You could tell he was squatting. The way his right foot was turned slightly inward, and the way the pressure of his foot against the side of his Pumas caused a bulge in the leather, gave it away. He must have walked through some wet grass; the black rubber at the heel was darkened and a bit shiny. The very bottom edges of his pants were moist as well, but only at the back where they had just begun to fray. Or maybe they came like that. The pale, straight grain jeans, crumpled into a stack, looked like they must have cost 150 dollars. The benefit, for him, of the faded form-fitting jeans, was that they didn’t touch the ground even as they were around his ankles. Only the titles were legible on the discarded newspaper lying on the floor, a short toss away. One corner of the paper was well dampened by the small translucent puddle it partially sat in. The paper’s crease was crisp like it had recently been plucked from a stand. Any item that hit the floor would most likely remain unclaimed. The speckle pattern vinyl floor tiles were a couple shades darker than the beige eggshell surface of the stall walls. The dividing wall didn’t merely facilitate privacy for the sallow stall. It provided a space for advertising personal services, initiating political forums, and showcasing galleries of crude genital portraits. Noise from the cafeteria flooded in as the main door swung open, drowning out the faint electrical hum and the self-conscious bodily sounds.

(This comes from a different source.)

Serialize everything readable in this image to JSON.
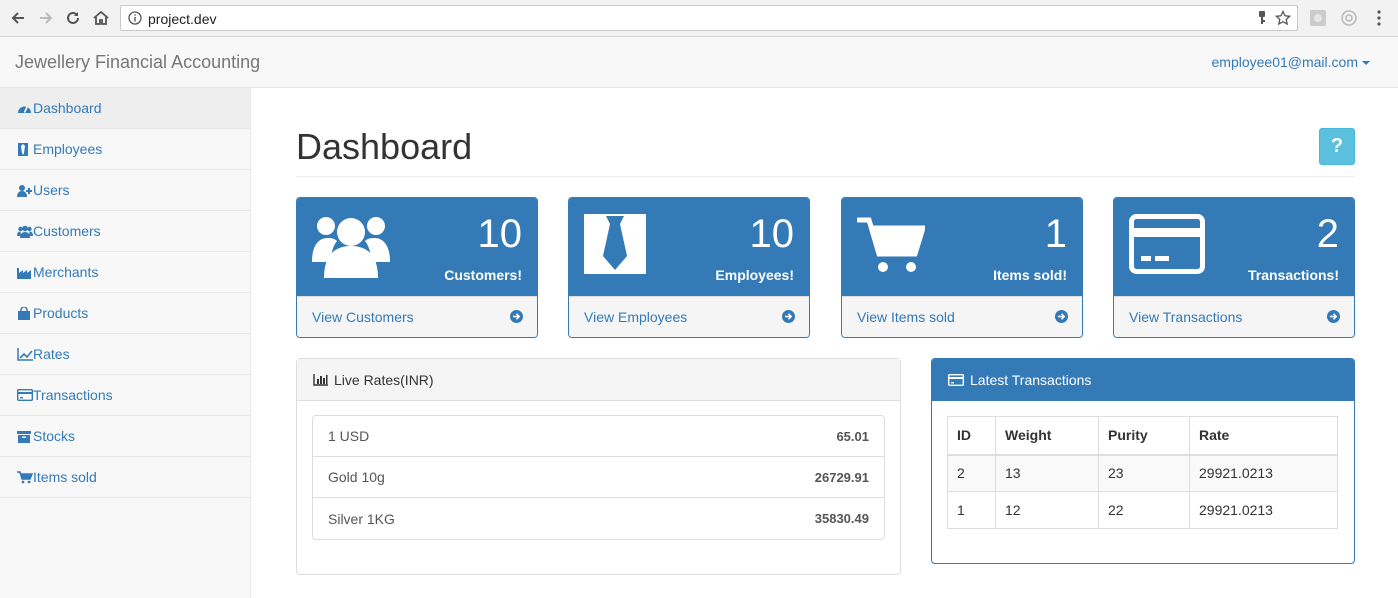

Monday, November 06, 2006
Derek Webb - I want a broken heart
i’ve traded naked and unashamed
for a better place to hide
for a righteous mask, a suit of fig leaves and lies
i thought the cattle on a thousand hills
was not enough to pay my bills
and i fell in love with those who proved me wrong
and now i want a broken heart
These words have meant a lot to me. I love that it is a confession but one that in each line reminds you of God's beautiful and faithful promises.
This song reminds me that I stand naked and unashamed before God because the blame for my sin was at the cross. Ephesians 1:4 says that I stand before him holy and blameless because of the imputed righteousness of Jesus. Why would we ever hide from him? A great Blindside song says, All of us are searching for an open arm/well, it's a shame how I curl up in the dark.
He leads us beside quiet waters (Psalm 23:2). Even when we're in the valley of the shadow there is no darkness (Psalm 23:4) because he is with us; in him there is no darkness at all (1 John 1:5).
My grandfather used to regularly say, "my father owns the cattle on a thousand hills" (Psalm 50:10). Chris Tomlin also reminds us that his grace "is enough" (Luke 12:24, Isaiah 40:11).
Isn't God's word relentless?
Wednesday, November 01, 2006
There was a day when God's words were thought to have had value for the nation.
We cannot forget to pray for ours.